Locate all lines in the data below that hold "settings" and show them.

**EXERCISE MATERIAL**
.....

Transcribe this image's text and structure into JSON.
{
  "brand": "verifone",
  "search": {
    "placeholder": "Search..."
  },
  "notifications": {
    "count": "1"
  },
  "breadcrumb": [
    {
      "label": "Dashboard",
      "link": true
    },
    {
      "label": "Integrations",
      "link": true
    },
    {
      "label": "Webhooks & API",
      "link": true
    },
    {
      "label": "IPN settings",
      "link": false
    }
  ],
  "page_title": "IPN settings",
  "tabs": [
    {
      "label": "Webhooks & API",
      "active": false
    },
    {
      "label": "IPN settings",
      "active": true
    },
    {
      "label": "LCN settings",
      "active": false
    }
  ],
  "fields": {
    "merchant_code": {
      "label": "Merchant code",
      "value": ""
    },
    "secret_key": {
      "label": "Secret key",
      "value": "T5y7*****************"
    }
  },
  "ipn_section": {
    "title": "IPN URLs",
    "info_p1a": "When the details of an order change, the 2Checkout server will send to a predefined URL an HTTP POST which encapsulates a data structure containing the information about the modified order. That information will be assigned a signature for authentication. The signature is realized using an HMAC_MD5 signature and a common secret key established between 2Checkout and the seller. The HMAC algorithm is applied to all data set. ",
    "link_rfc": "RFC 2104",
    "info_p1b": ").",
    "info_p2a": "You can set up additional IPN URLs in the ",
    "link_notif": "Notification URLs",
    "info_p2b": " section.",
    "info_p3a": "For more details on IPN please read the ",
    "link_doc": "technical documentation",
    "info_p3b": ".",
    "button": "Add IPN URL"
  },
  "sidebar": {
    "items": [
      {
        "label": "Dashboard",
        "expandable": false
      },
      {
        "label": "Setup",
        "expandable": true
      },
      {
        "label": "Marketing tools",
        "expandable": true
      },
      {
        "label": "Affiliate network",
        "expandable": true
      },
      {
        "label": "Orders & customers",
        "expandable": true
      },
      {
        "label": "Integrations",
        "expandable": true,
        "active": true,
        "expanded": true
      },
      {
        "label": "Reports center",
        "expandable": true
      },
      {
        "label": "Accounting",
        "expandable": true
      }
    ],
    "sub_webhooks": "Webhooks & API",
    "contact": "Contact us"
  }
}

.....

**COMPLETED TASK**
      "label": "IPN settings",
  "page_title": "IPN settings",
      "label": "IPN settings",
      "label": "LCN settings",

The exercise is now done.